[Provided entries — start]

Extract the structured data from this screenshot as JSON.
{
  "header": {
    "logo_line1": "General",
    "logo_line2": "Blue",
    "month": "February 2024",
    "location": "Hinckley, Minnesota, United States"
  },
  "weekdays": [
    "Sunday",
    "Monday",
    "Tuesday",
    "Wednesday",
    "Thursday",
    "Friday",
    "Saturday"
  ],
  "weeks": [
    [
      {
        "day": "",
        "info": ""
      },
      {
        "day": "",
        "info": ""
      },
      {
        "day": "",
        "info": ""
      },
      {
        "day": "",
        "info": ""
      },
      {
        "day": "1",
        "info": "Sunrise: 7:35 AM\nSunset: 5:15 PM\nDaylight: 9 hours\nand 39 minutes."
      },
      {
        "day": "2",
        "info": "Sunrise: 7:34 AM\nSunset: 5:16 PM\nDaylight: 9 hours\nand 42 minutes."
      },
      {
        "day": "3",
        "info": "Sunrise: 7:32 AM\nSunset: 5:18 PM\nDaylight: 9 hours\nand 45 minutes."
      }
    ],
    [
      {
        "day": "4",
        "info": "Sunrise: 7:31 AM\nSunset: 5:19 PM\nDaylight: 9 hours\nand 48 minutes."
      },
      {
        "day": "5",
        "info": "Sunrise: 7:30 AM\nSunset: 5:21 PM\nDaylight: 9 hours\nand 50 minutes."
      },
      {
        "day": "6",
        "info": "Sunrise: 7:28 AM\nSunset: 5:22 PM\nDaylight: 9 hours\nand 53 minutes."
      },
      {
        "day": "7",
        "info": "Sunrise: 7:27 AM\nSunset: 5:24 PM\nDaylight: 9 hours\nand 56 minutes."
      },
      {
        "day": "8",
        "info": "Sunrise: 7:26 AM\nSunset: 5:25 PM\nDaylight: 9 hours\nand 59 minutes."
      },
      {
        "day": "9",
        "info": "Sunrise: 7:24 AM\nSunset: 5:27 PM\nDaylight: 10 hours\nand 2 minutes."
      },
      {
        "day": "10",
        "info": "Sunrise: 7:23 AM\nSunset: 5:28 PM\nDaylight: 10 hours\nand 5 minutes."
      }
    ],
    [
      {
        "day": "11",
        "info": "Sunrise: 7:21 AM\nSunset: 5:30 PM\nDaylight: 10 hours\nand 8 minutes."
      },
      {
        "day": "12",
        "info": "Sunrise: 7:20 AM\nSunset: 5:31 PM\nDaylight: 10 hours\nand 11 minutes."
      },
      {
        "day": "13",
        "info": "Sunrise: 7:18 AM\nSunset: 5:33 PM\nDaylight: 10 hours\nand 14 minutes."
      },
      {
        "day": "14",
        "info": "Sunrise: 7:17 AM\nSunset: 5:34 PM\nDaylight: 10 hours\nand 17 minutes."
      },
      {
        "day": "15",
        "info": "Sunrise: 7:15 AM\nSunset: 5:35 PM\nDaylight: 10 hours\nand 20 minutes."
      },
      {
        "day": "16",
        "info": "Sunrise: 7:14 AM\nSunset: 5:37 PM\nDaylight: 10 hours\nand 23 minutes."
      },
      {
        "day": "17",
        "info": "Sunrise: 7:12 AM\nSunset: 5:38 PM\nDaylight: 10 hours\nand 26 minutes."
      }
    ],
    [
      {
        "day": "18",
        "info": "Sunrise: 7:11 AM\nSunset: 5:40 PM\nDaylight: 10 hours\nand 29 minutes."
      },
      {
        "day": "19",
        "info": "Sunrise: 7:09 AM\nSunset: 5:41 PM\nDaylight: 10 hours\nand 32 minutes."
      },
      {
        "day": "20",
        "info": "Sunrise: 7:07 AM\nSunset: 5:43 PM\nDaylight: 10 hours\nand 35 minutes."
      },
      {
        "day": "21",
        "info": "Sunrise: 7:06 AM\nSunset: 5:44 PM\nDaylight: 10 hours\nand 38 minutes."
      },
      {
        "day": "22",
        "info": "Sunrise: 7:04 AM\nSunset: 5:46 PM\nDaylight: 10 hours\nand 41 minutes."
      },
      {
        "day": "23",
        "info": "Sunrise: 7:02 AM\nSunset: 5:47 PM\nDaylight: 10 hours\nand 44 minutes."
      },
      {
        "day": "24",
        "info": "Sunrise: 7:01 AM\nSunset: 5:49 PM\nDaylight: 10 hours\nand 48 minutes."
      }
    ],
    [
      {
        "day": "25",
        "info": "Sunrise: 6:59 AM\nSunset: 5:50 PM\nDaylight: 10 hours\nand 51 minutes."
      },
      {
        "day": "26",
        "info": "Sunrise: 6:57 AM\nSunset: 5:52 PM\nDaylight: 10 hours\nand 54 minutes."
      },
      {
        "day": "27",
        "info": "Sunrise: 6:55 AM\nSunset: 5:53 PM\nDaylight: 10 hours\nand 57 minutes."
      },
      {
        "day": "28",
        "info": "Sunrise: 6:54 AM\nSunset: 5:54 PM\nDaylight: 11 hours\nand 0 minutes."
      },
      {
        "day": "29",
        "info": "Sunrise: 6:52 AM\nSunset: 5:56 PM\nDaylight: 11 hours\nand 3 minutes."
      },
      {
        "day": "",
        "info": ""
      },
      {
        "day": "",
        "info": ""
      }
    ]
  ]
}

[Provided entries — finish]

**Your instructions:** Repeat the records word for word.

**Response to the task:**
Extract the structured data from this screenshot as JSON.
{
  "header": {
    "logo_line1": "General",
    "logo_line2": "Blue",
    "month": "February 2024",
    "location": "Hinckley, Minnesota, United States"
  },
  "weekdays": [
    "Sunday",
    "Monday",
    "Tuesday",
    "Wednesday",
    "Thursday",
    "Friday",
    "Saturday"
  ],
  "weeks": [
    [
      {
        "day": "",
        "info": ""
      },
      {
        "day": "",
        "info": ""
      },
      {
        "day": "",
        "info": ""
      },
      {
        "day": "",
        "info": ""
      },
      {
        "day": "1",
        "info": "Sunrise: 7:35 AM\nSunset: 5:15 PM\nDaylight: 9 hours\nand 39 minutes."
      },
      {
        "day": "2",
        "info": "Sunrise: 7:34 AM\nSunset: 5:16 PM\nDaylight: 9 hours\nand 42 minutes."
      },
      {
        "day": "3",
        "info": "Sunrise: 7:32 AM\nSunset: 5:18 PM\nDaylight: 9 hours\nand 45 minutes."
      }
    ],
    [
      {
        "day": "4",
        "info": "Sunrise: 7:31 AM\nSunset: 5:19 PM\nDaylight: 9 hours\nand 48 minutes."
      },
      {
        "day": "5",
        "info": "Sunrise: 7:30 AM\nSunset: 5:21 PM\nDaylight: 9 hours\nand 50 minutes."
      },
      {
        "day": "6",
        "info": "Sunrise: 7:28 AM\nSunset: 5:22 PM\nDaylight: 9 hours\nand 53 minutes."
      },
      {
        "day": "7",
        "info": "Sunrise: 7:27 AM\nSunset: 5:24 PM\nDaylight: 9 hours\nand 56 minutes."
      },
      {
        "day": "8",
        "info": "Sunrise: 7:26 AM\nSunset: 5:25 PM\nDaylight: 9 hours\nand 59 minutes."
      },
      {
        "day": "9",
        "info": "Sunrise: 7:24 AM\nSunset: 5:27 PM\nDaylight: 10 hours\nand 2 minutes."
      },
      {
        "day": "10",
        "info": "Sunrise: 7:23 AM\nSunset: 5:28 PM\nDaylight: 10 hours\nand 5 minutes."
      }
    ],
    [
      {
        "day": "11",
        "info": "Sunrise: 7:21 AM\nSunset: 5:30 PM\nDaylight: 10 hours\nand 8 minutes."
      },
      {
        "day": "12",
        "info": "Sunrise: 7:20 AM\nSunset: 5:31 PM\nDaylight: 10 hours\nand 11 minutes."
      },
      {
        "day": "13",
        "info": "Sunrise: 7:18 AM\nSunset: 5:33 PM\nDaylight: 10 hours\nand 14 minutes."
      },
      {
        "day": "14",
        "info": "Sunrise: 7:17 AM\nSunset: 5:34 PM\nDaylight: 10 hours\nand 17 minutes."
      },
      {
        "day": "15",
        "info": "Sunrise: 7:15 AM\nSunset: 5:35 PM\nDaylight: 10 hours\nand 20 minutes."
      },
      {
        "day": "16",
        "info": "Sunrise: 7:14 AM\nSunset: 5:37 PM\nDaylight: 10 hours\nand 23 minutes."
      },
      {
        "day": "17",
        "info": "Sunrise: 7:12 AM\nSunset: 5:38 PM\nDaylight: 10 hours\nand 26 minutes."
      }
    ],
    [
      {
        "day": "18",
        "info": "Sunrise: 7:11 AM\nSunset: 5:40 PM\nDaylight: 10 hours\nand 29 minutes."
      },
      {
        "day": "19",
        "info": "Sunrise: 7:09 AM\nSunset: 5:41 PM\nDaylight: 10 hours\nand 32 minutes."
      },
      {
        "day": "20",
        "info": "Sunrise: 7:07 AM\nSunset: 5:43 PM\nDaylight: 10 hours\nand 35 minutes."
      },
      {
        "day": "21",
        "info": "Sunrise: 7:06 AM\nSunset: 5:44 PM\nDaylight: 10 hours\nand 38 minutes."
      },
      {
        "day": "22",
        "info": "Sunrise: 7:04 AM\nSunset: 5:46 PM\nDaylight: 10 hours\nand 41 minutes."
      },
      {
        "day": "23",
        "info": "Sunrise: 7:02 AM\nSunset: 5:47 PM\nDaylight: 10 hours\nand 44 minutes."
      },
      {
        "day": "24",
        "info": "Sunrise: 7:01 AM\nSunset: 5:49 PM\nDaylight: 10 hours\nand 48 minutes."
      }
    ],
    [
      {
        "day": "25",
        "info": "Sunrise: 6:59 AM\nSunset: 5:50 PM\nDaylight: 10 hours\nand 51 minutes."
      },
      {
        "day": "26",
        "info": "Sunrise: 6:57 AM\nSunset: 5:52 PM\nDaylight: 10 hours\nand 54 minutes."
      },
      {
        "day": "27",
        "info": "Sunrise: 6:55 AM\nSunset: 5:53 PM\nDaylight: 10 hours\nand 57 minutes."
      },
      {
        "day": "28",
        "info": "Sunrise: 6:54 AM\nSunset: 5:54 PM\nDaylight: 11 hours\nand 0 minutes."
      },
      {
        "day": "29",
        "info": "Sunrise: 6:52 AM\nSunset: 5:56 PM\nDaylight: 11 hours\nand 3 minutes."
      },
      {
        "day": "",
        "info": ""
      },
      {
        "day": "",
        "info": ""
      }
    ]
  ]
}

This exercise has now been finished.